:: RECORDED INFORMATION ::

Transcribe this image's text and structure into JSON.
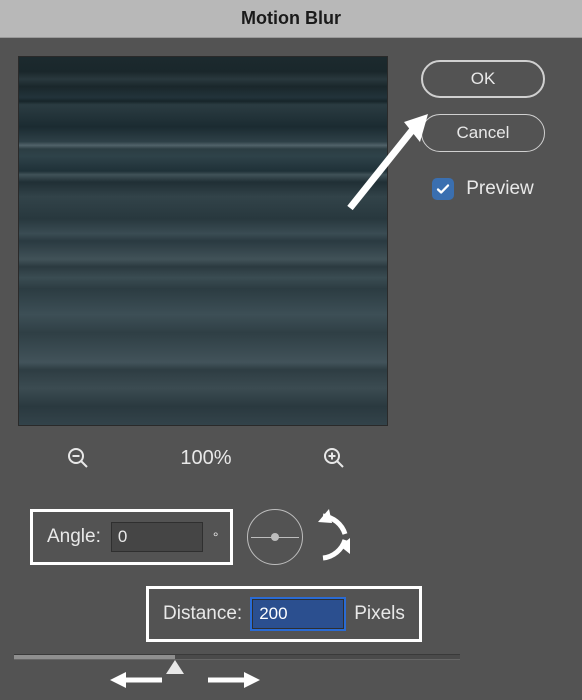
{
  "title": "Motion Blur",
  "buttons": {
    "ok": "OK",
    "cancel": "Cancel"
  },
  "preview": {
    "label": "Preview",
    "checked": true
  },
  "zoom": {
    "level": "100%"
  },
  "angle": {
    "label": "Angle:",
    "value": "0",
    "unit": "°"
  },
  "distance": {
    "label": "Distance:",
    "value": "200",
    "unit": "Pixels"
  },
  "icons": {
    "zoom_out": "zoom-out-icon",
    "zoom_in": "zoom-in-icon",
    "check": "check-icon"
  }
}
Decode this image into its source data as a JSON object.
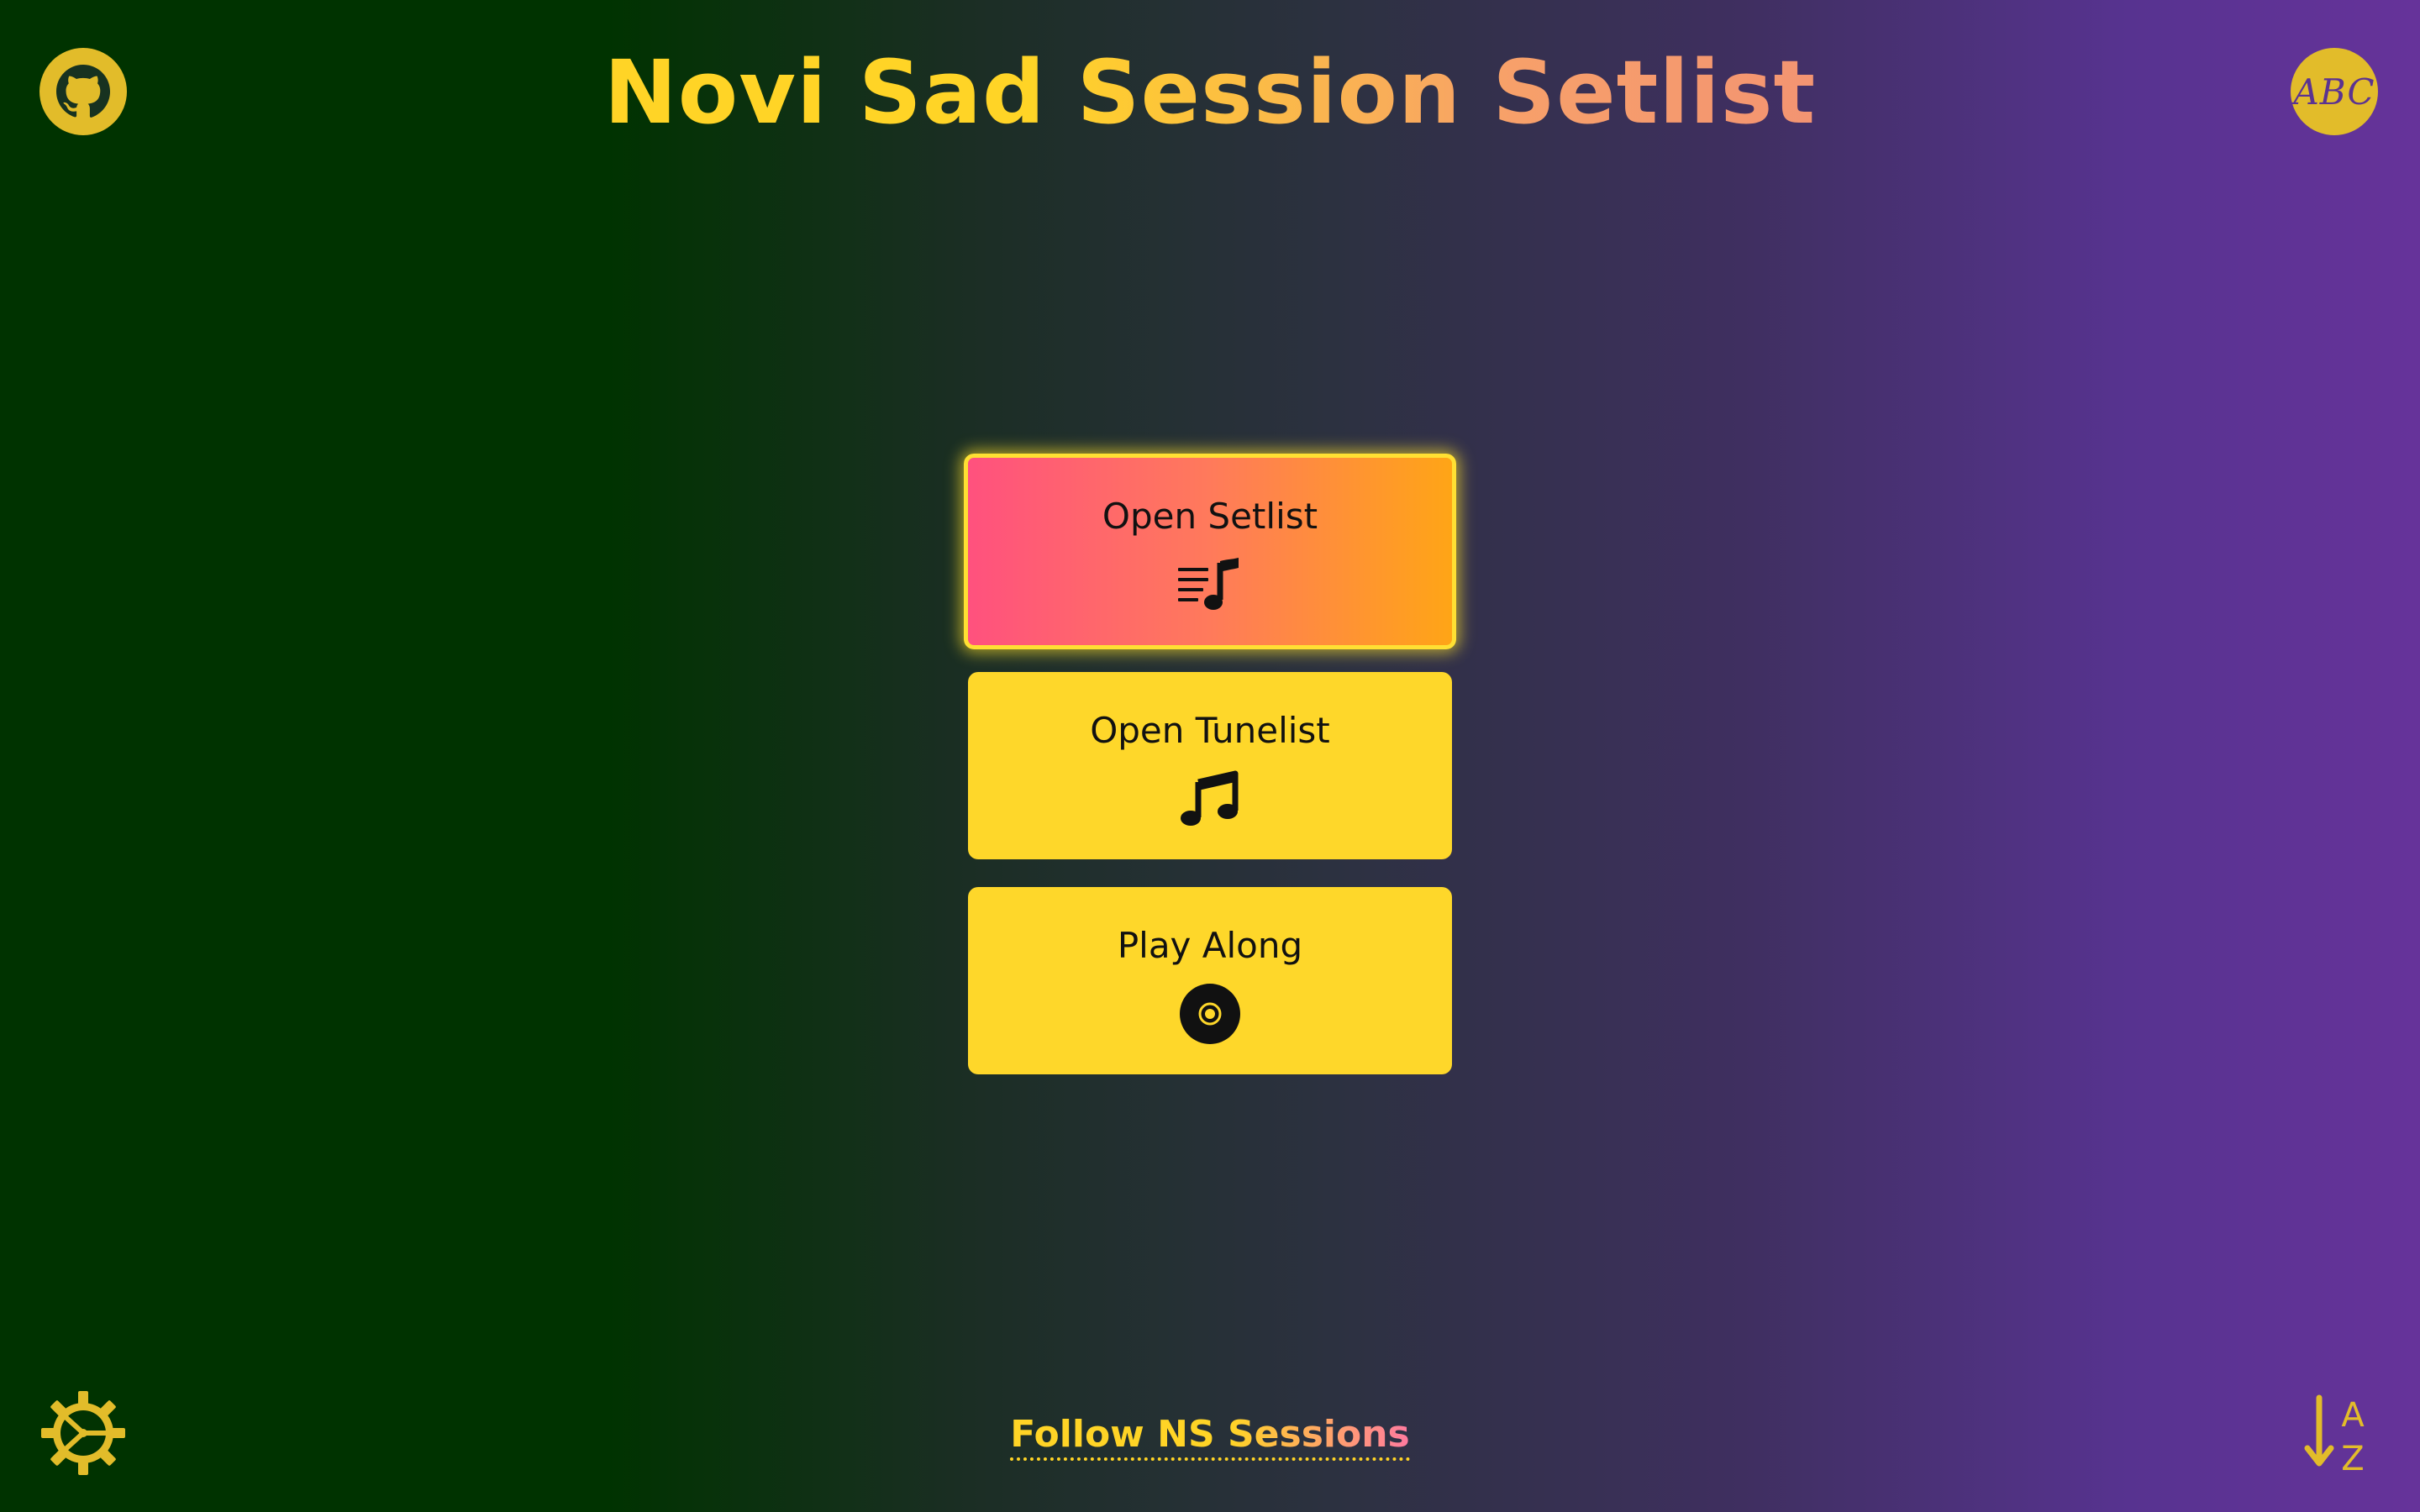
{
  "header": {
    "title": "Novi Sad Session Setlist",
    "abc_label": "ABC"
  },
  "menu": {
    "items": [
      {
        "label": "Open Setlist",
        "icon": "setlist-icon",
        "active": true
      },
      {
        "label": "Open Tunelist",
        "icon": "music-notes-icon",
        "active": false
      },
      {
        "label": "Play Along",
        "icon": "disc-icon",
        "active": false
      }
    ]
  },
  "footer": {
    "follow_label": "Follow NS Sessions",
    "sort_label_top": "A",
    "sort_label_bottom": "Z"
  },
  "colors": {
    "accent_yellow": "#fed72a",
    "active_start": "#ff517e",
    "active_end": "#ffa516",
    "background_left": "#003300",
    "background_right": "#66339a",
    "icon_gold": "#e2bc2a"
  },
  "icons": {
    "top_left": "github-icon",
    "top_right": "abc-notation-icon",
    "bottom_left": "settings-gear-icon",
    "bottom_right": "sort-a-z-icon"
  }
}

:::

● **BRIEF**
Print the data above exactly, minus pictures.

● **EXERCISE RESULT**
Transcribe this image's text and structure into JSON.
{
  "title": "Motion Blur",
  "buttons": {
    "ok": "OK",
    "cancel": "Cancel"
  },
  "preview": {
    "label": "Preview",
    "checked": true
  },
  "zoom": {
    "level": "100%"
  },
  "angle": {
    "label": "Angle:",
    "value": "0",
    "unit": "°"
  },
  "distance": {
    "label": "Distance:",
    "value": "200",
    "unit": "Pixels"
  },
  "icons": {
    "zoom_out": "zoom-out-icon",
    "zoom_in": "zoom-in-icon",
    "check": "check-icon"
  }
}
Decode this image into its source data as a JSON object.
{
  "header": {
    "title": "Novi Sad Session Setlist",
    "abc_label": "ABC"
  },
  "menu": {
    "items": [
      {
        "label": "Open Setlist",
        "icon": "setlist-icon",
        "active": true
      },
      {
        "label": "Open Tunelist",
        "icon": "music-notes-icon",
        "active": false
      },
      {
        "label": "Play Along",
        "icon": "disc-icon",
        "active": false
      }
    ]
  },
  "footer": {
    "follow_label": "Follow NS Sessions",
    "sort_label_top": "A",
    "sort_label_bottom": "Z"
  },
  "colors": {
    "accent_yellow": "#fed72a",
    "active_start": "#ff517e",
    "active_end": "#ffa516",
    "background_left": "#003300",
    "background_right": "#66339a",
    "icon_gold": "#e2bc2a"
  },
  "icons": {
    "top_left": "github-icon",
    "top_right": "abc-notation-icon",
    "bottom_left": "settings-gear-icon",
    "bottom_right": "sort-a-z-icon"
  }
}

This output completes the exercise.